“Forget all about me,” Maria Callas tells us. “Ignore me. I’m invisible.”
You could no sooner ignore this performance than keep your eyes off the most gorgeous sunset you’ve ever seen.
Jacqueline Antaramian returns to her Fresno roots with a superb portrayal of Callas, the iconic opera singer, in the beautifully crafted StageWorks Fresno/Fresno Grand Opera production of “Master Class” at the Shaghoian Hall. I’m not usually the type of critic who actively exhorts people to get up off their seats and into a car headed to the theater, but this is a time for forceful imperatives: If you don’t act quickly, you’ll miss this remarkable performance. It plays just two more times: 8 p.m. Saturday and 2 p.m. Sunday.
It’s no surprise Antaramian brings such craft and expertise to the role. After a long and distinguished career in professional regional theater — she started it all off with an acclaimed run in the Fresno State theater department — she made her way to New York. Among other roles on Broadway, she understudied Tyne Daly in the role of Callas in “Master Class.”
The Shaghoian Hall is a perfect place to stage this play by Terrence McNally, which is set in a concert hall arranged for one of Callas’ famed master classes for advanced students that she taught at the end of her career — long after her rapturous voice was shot. The set-up is simple: a piano on one side of the stage, a table and stool on the other. (The Shaghoian’s architectural beauty does the rest.)

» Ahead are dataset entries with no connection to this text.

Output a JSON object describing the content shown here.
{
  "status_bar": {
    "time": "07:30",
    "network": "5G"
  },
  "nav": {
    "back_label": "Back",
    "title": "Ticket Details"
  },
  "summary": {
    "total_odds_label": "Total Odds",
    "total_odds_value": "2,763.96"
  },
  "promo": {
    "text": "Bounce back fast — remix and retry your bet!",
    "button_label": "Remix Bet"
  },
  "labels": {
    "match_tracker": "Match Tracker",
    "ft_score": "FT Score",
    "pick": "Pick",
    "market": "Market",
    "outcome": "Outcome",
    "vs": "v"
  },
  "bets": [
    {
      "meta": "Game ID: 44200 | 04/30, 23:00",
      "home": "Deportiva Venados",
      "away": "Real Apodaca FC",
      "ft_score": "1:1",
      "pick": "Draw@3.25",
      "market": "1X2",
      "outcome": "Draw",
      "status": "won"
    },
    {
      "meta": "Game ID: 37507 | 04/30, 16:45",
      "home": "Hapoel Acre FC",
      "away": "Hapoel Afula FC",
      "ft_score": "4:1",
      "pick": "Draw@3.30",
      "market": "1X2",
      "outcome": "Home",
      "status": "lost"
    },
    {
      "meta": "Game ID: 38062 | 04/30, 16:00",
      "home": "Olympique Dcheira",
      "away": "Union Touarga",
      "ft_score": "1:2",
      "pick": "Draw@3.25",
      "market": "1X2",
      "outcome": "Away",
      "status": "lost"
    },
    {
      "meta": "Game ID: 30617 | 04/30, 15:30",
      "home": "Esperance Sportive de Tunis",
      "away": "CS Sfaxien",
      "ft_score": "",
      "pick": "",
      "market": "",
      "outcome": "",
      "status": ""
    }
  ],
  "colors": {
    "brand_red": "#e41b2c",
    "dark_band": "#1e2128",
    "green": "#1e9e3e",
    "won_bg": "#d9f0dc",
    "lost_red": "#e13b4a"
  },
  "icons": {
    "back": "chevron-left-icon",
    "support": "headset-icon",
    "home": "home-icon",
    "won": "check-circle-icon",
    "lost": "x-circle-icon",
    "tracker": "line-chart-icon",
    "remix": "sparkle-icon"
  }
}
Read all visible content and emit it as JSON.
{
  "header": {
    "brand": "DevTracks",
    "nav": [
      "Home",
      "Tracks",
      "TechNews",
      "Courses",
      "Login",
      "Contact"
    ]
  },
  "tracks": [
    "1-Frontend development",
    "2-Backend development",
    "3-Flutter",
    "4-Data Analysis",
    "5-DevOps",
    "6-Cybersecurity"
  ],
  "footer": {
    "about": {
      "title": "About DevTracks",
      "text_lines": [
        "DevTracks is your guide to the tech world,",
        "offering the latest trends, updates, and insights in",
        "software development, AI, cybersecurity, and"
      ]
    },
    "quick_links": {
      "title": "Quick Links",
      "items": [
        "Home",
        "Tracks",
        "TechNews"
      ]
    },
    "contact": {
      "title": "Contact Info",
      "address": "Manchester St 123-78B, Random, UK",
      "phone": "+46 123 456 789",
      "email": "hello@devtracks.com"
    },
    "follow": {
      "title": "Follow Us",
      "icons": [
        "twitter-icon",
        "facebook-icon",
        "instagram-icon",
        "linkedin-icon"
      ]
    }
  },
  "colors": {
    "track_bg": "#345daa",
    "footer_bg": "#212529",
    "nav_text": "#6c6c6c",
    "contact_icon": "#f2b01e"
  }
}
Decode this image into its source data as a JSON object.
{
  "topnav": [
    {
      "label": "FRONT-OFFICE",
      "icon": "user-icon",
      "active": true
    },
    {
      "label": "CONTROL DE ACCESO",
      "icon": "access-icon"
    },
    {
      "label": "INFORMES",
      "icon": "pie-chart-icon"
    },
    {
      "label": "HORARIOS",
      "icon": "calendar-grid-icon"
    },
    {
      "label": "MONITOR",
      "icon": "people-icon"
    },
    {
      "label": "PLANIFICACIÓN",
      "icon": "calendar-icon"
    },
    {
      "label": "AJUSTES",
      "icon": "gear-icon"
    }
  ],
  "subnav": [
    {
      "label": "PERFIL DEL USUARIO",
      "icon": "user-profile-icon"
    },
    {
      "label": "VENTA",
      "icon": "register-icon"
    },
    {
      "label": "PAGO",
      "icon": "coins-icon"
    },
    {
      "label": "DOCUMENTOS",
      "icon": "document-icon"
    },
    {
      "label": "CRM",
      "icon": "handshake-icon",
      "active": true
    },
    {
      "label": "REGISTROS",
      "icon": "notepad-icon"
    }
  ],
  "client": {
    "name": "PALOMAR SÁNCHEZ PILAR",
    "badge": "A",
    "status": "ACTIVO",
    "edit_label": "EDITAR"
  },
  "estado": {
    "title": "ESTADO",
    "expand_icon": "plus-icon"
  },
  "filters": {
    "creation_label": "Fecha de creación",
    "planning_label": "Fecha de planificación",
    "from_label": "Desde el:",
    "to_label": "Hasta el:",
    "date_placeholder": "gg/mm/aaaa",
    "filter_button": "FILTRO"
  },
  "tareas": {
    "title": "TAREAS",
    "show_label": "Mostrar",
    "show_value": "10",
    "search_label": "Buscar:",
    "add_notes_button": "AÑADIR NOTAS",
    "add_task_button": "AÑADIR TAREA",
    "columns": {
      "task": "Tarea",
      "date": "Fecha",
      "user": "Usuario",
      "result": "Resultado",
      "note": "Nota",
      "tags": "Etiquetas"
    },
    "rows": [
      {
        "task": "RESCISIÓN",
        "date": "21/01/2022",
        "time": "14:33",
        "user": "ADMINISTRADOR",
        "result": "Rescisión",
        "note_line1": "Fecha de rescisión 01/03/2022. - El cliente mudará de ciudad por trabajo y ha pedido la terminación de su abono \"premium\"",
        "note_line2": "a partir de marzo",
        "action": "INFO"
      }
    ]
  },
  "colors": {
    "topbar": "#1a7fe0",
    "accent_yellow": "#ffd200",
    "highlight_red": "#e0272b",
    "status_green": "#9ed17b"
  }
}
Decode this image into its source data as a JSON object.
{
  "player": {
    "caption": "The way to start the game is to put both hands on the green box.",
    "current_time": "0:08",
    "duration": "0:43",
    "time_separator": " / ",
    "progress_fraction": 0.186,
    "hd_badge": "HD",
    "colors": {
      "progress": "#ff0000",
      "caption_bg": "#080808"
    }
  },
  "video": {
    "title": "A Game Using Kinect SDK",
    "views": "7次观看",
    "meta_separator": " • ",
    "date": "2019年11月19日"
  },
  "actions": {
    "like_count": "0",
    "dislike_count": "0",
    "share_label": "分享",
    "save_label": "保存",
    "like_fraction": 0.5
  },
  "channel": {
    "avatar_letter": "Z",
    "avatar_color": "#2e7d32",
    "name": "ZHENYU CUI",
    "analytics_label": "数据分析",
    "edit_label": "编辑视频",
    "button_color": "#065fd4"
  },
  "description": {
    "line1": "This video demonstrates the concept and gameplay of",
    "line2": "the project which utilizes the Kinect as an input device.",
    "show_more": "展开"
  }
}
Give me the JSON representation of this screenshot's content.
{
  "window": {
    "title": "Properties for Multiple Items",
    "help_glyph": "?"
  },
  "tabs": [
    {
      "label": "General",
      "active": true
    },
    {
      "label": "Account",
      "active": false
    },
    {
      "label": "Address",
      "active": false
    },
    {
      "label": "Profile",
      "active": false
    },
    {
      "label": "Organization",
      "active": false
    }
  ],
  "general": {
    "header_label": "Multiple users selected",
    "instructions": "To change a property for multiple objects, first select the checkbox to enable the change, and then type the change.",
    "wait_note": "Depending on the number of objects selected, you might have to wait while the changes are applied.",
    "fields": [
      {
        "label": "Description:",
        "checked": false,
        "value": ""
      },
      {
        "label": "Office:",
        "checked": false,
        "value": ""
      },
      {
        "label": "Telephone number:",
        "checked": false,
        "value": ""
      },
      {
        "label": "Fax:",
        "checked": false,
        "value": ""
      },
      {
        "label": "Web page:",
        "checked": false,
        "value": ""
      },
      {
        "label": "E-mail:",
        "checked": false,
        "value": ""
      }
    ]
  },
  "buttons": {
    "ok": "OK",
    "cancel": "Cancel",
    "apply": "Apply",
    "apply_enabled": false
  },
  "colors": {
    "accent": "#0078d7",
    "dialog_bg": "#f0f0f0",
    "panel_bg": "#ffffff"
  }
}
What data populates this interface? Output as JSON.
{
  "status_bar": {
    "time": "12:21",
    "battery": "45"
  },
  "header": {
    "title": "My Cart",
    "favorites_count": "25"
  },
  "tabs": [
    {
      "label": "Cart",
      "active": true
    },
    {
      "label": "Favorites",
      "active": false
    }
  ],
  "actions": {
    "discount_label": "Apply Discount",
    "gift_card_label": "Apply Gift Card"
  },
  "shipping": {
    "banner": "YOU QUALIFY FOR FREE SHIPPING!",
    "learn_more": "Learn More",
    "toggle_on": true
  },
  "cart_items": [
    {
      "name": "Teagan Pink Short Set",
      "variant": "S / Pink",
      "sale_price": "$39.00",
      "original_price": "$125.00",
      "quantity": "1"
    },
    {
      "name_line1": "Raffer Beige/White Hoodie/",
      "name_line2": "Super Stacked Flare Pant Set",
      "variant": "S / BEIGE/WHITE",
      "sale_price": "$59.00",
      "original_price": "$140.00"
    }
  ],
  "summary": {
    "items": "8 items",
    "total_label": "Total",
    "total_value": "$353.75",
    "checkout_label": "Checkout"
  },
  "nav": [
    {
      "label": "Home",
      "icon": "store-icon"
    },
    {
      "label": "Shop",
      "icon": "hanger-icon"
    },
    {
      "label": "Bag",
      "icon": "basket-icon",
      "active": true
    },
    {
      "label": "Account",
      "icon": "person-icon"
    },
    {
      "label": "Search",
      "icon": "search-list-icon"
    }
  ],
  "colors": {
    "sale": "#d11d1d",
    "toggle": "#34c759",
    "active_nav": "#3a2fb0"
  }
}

It’s as if we in the audience are students watching the great master at work.
From the moment Antaramian briskly strides onto stage, she embodies Callas with a crackle of electric understanding that captures her character’s moody charisma. (Entrances are always important, she admonishes the audience.) Veering from pensive to autocratic, from flippant (“How can you have rivals when no one else can do what you can do?” she smirks) to the nearly theological (“I do believe we are in a holy place,” she says, referring to the theater), it’s as if she’s humming along on a current that’s somehow more supercharged than the rest of us.
The structure of the play is relatively simple: Callas welcomes three students to the stage. The tentative Sophie DePalma (adeptly played by Taylor Abels as bland and mousy), is overwhelmed by her teacher’s towering presence, but even she shows the tentative stirrings of a fighting spirit. Tony Cadolino (a wonderful Brian Cali, who, like Antaramian, understudied his role in the Broadway Tyne Daly production), shows progressively more backbone, And, finally, Sharon Graham (a radiant Alicia O’Neill), who at first flees the stage to throw up in the bathroom but then returns to slowly, surely, assert herself in the presence of the master.
Two other cast members complete the picture: Dan Carrion as a hapless stagehand, and a solid Terry Lewis as Manny, the slightly cowed pianist. (Lewis’ accompaniment is first-rate.)
Director Joel Abels has crafted a precise yet informal tone to the proceedings, not an easy effect to pull off, and his use of the space — and the way he integrates the moments in the script when Callas lapses into soliloquies of remembrance — is deft, (Ben Holley does a nice job pushing the Shaghoian’s limited lighting grid to create a sense of intimacy and revelation.)
These solo moments are where the fireworks of the show occur, and they are, simply put, amazing. When Callas recounts her affair with the billionaire Aristotle Onassis, it’s with a ragged, brutal honesty. And in the high point, a rapturous recollection from Callas about a triumphant night at La Scala, it’s as if we’re there in the moment, inside her brain but also there with her on the stage, and as the recorded music swelled, I felt transported.
In his script, McNally has Callas return repeatedly to the theme of the “through line” of the artistic experience — how one singer builds upon the accomplishments of those who have come before, the famed roles in opera stretching all the way back to, say, the real Lady Macbeth herself. It’s the idea that art is part of the communal human experience, linking us to those who came before — and to those who will come after.
I thought of this theme in terms of the Maria Callas role in “Master Class” itself. Some powerful women have made this role their own: Zoe Caldwell, Patti LuPone, Faye Dunaway, Tyne Daly.
And Jacqueline Antaramian. What a privilege to be in the presence of a master.
Bee photo / Eric Paul Zamora